#### WHAT THIS TASK INVOLVES:
Copy the result of filtering the entries below for lines that include the string "previous".

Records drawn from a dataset
BEGIN

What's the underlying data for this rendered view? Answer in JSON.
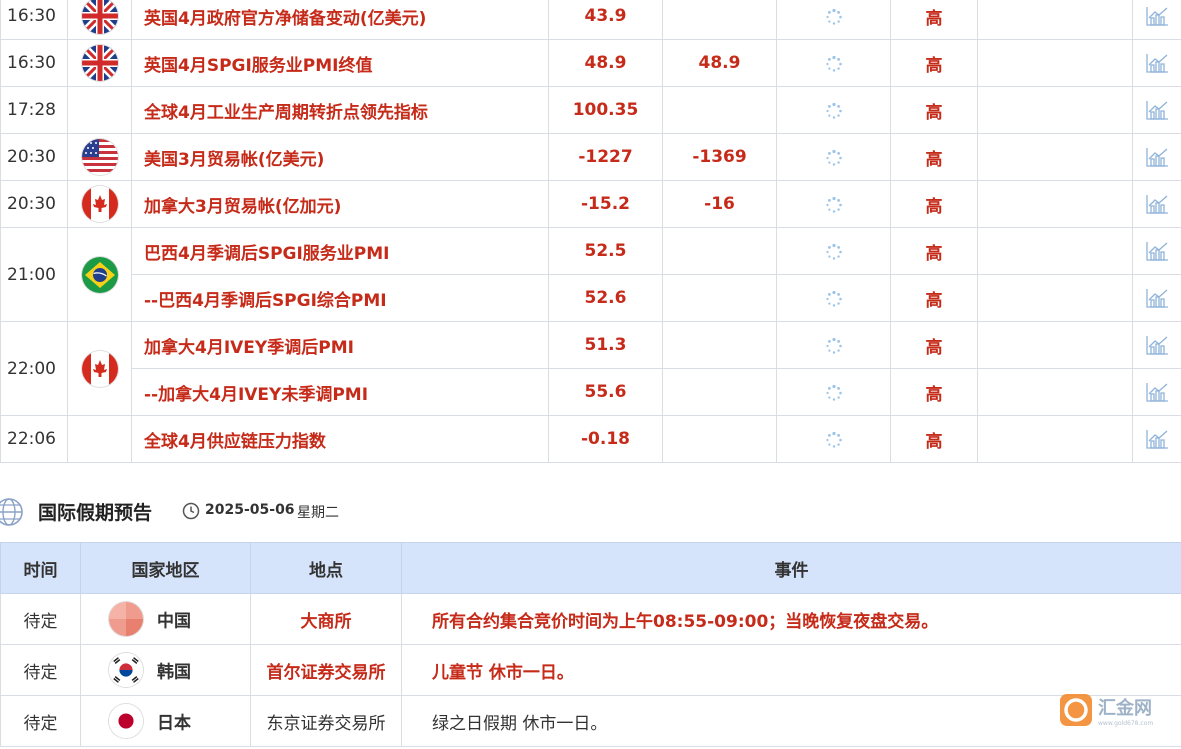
{
  "econ_rows": [
    {
      "time": "16:30",
      "flag": "uk-flag-icon",
      "event": "英国4月政府官方净储备变动(亿美元)",
      "previous": "43.9",
      "forecast": "",
      "importance": "高"
    },
    {
      "time": "16:30",
      "flag": "uk-flag-icon",
      "event": "英国4月SPGI服务业PMI终值",
      "previous": "48.9",
      "forecast": "48.9",
      "importance": "高"
    },
    {
      "time": "17:28",
      "flag": "",
      "event": "全球4月工业生产周期转折点领先指标",
      "previous": "100.35",
      "forecast": "",
      "importance": "高"
    },
    {
      "time": "20:30",
      "flag": "us-flag-icon",
      "event": "美国3月贸易帐(亿美元)",
      "previous": "-1227",
      "forecast": "-1369",
      "importance": "高"
    },
    {
      "time": "20:30",
      "flag": "canada-flag-icon",
      "event": "加拿大3月贸易帐(亿加元)",
      "previous": "-15.2",
      "forecast": "-16",
      "importance": "高"
    },
    {
      "time": "21:00",
      "flag": "brazil-flag-icon",
      "event": "巴西4月季调后SPGI服务业PMI",
      "previous": "52.5",
      "forecast": "",
      "importance": "高"
    },
    {
      "time": "",
      "flag": "",
      "event": "--巴西4月季调后SPGI综合PMI",
      "previous": "52.6",
      "forecast": "",
      "importance": "高"
    },
    {
      "time": "22:00",
      "flag": "canada-flag-icon",
      "event": "加拿大4月IVEY季调后PMI",
      "previous": "51.3",
      "forecast": "",
      "importance": "高"
    },
    {
      "time": "",
      "flag": "",
      "event": "--加拿大4月IVEY未季调PMI",
      "previous": "55.6",
      "forecast": "",
      "importance": "高"
    },
    {
      "time": "22:06",
      "flag": "",
      "event": "全球4月供应链压力指数",
      "previous": "-0.18",
      "forecast": "",
      "importance": "高"
    }
  ],
  "holidays": {
    "title": "国际假期预告",
    "date": "2025-05-06",
    "weekday": "星期二",
    "columns": [
      "时间",
      "国家地区",
      "地点",
      "事件"
    ],
    "rows": [
      {
        "time": "待定",
        "country": "中国",
        "flag": "china-flag-icon",
        "place": "大商所",
        "event": "所有合约集合竞价时间为上午08:55-09:00；当晚恢复夜盘交易。",
        "highlight": true
      },
      {
        "time": "待定",
        "country": "韩国",
        "flag": "korea-flag-icon",
        "place": "首尔证券交易所",
        "event": "儿童节 休市一日。",
        "highlight": true
      },
      {
        "time": "待定",
        "country": "日本",
        "flag": "japan-flag-icon",
        "place": "东京证券交易所",
        "event": "绿之日假期 休市一日。",
        "highlight": false
      }
    ]
  },
  "watermark": {
    "text": "汇金网",
    "sub": "www.gold678.com"
  },
  "colors": {
    "accent_red": "#c62b1a",
    "header_blue": "#d6e4fb",
    "border": "#d9dde4"
  }
}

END

#### FINAL ANSWER:
      "previous": "43.9",
      "previous": "48.9",
      "previous": "100.35",
      "previous": "-1227",
      "previous": "-15.2",
      "previous": "52.5",
      "previous": "52.6",
      "previous": "51.3",
      "previous": "55.6",
      "previous": "-0.18",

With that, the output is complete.